With direct task request the participant can request the robot to give list of objects it knows, i.e. "objects", or list of actions that it can perform with certain object, e.g. "actions with wrench". The participant is still however required to request the full task with both action and object name, e.g. "pickup wrench".

With indirect task requests the participant can request a task using only task related object or action name. The robot makes prediction of the most likely task request using knowledge of previous tasks. The assumption is that tasks are in 75% of the cases performed in recurring or a priori known sequences. In case the prediction is correct, the participant confirms it by answering "yes". If the prediction is wrong, the participant can answer "no" and the robot gives the second likely task. If this one is also incorrect, the robot gives the participant a list of possible request related object and actions, a bit similarly as in the direct case.

The user experiment result: the indirect task communication was able to decrease human task communication workload and task communication times, while still being also the user preferred way to communicate tasks.

This video is related to paper titled "Indirect Human-Robot Task Communication Using Affordances" http://vapahtaja.com/papers/Heikkila_Indirect_2011.pdf which was presented in 20th IEEE International Symposium on Robot and Human Interactive Communication (Ro-Man). The paper won best paper award in the conference.

2010 Geological Astronaut-Robot Cooperative Exploration with Autonomous SpacePartner Robot

The idea of the test was to compare different speech based task communication methods with the WorkPartner robot. This video demonstrates what different request the test persons were able to communicate to the robot:

  • stop
  • Wopa
  • follow
  • analyse rock/analyse/rock
  • setup unit/setup/unit

The robot speed was limited to 15% of its actual maximum speed in order to guarantee the test persons' safety during the tests.

The dialog in the video goes like this.

  • Astronaut: Stop.
  • Robot: Stopping.
  • Astronaut: Wopa (the name of the robot).
  • Robot: Yes sire.
  • Astronaut: Follow.
  • Robot: Following the astronaut.
  • Astronaut: Rock. (Requesting the robot to analyse the rock).
  • Robot: Analysing the rock.
  • Astronaut: Setup (Requesting the robot to setup a measurement unit).
  • Robot: Setting up the unit.

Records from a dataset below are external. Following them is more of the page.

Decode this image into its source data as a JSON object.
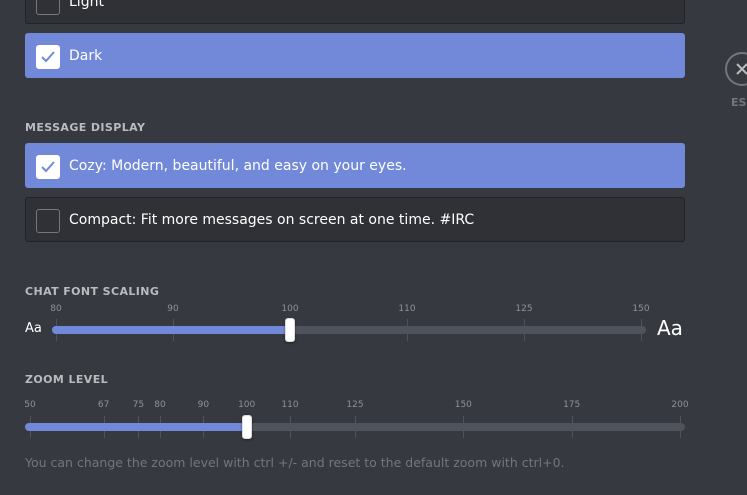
{
  "theme": {
    "options": [
      {
        "label": "Light",
        "checked": false
      },
      {
        "label": "Dark",
        "checked": true
      }
    ]
  },
  "message_display": {
    "title": "MESSAGE DISPLAY",
    "options": [
      {
        "label": "Cozy: Modern, beautiful, and easy on your eyes.",
        "checked": true
      },
      {
        "label": "Compact: Fit more messages on screen at one time. #IRC",
        "checked": false
      }
    ]
  },
  "chat_font_scaling": {
    "title": "CHAT FONT SCALING",
    "ticks": [
      "80",
      "90",
      "100",
      "110",
      "125",
      "150"
    ],
    "value": 100,
    "aa_small": "Aa",
    "aa_large": "Aa"
  },
  "zoom_level": {
    "title": "ZOOM LEVEL",
    "ticks": [
      "50",
      "67",
      "75",
      "80",
      "90",
      "100",
      "110",
      "125",
      "150",
      "175",
      "200"
    ],
    "value": 100,
    "hint": "You can change the zoom level with ctrl +/- and reset to the default zoom with ctrl+0."
  },
  "close": {
    "label": "ESC",
    "icon": "close-icon"
  },
  "colors": {
    "accent": "#7289da",
    "background": "#36393f",
    "panel": "#2f3136"
  }
}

The tests were done in Aalto University in May-June 2010. The speech recognition was done with CMU Sphinx II, pointing of objects was done with the human center of mass, and the human localisation was done with the robot chest mounted SICK laser rangefinder.

2010 SpacePartner Robot Gravity Compensated Manipulators

WorkPartner service robot with friction and gravity compensated manipulators. The used motor controllers are Elmo Whistle 5/60. Five Degrees of Freedom (DOF) in both arms and two DOF in the body.

2009 SpacePartner Spatial Information Interface Test

Spatial Information Interface test. User asks where object is located and the robot replies using speech, virtual environment model (shown in up-left) and robot's camera (shown in up-right) image.

The ball is recognized using OpenCV ellipse fitting. The speech commands are recognized using CMU sphinx-2 speech recognition system. The virtual environment model uses Open Dynamics Engine (ODE) based SimPartner software. The speech responses are generated using Festival speech synthesis system.

The scenario steps are basically:

1. User gives speech request: "Where is ITEM?". ITEMs used here are ball, box and hammer.

2. Robot responds either: a) ITEM is in LOCATION. b) I don't know where is ITEM? c) I did not understand, can you repeat?

3. Robot points the ITEM from camera image and from virtual environment model.

2008 SimPartner - Dynamic Real-time Rigid-body Mobile Robot Simulator

Simulated WorkPartner robot lifting a bar from place to another.

Simulated with ODE (Open Dynamics Engine) based SimPartner simulator. All the manipulators' angles are PID controlled. Wheels are controlled simply by setting them to a fixed speed for the any required period.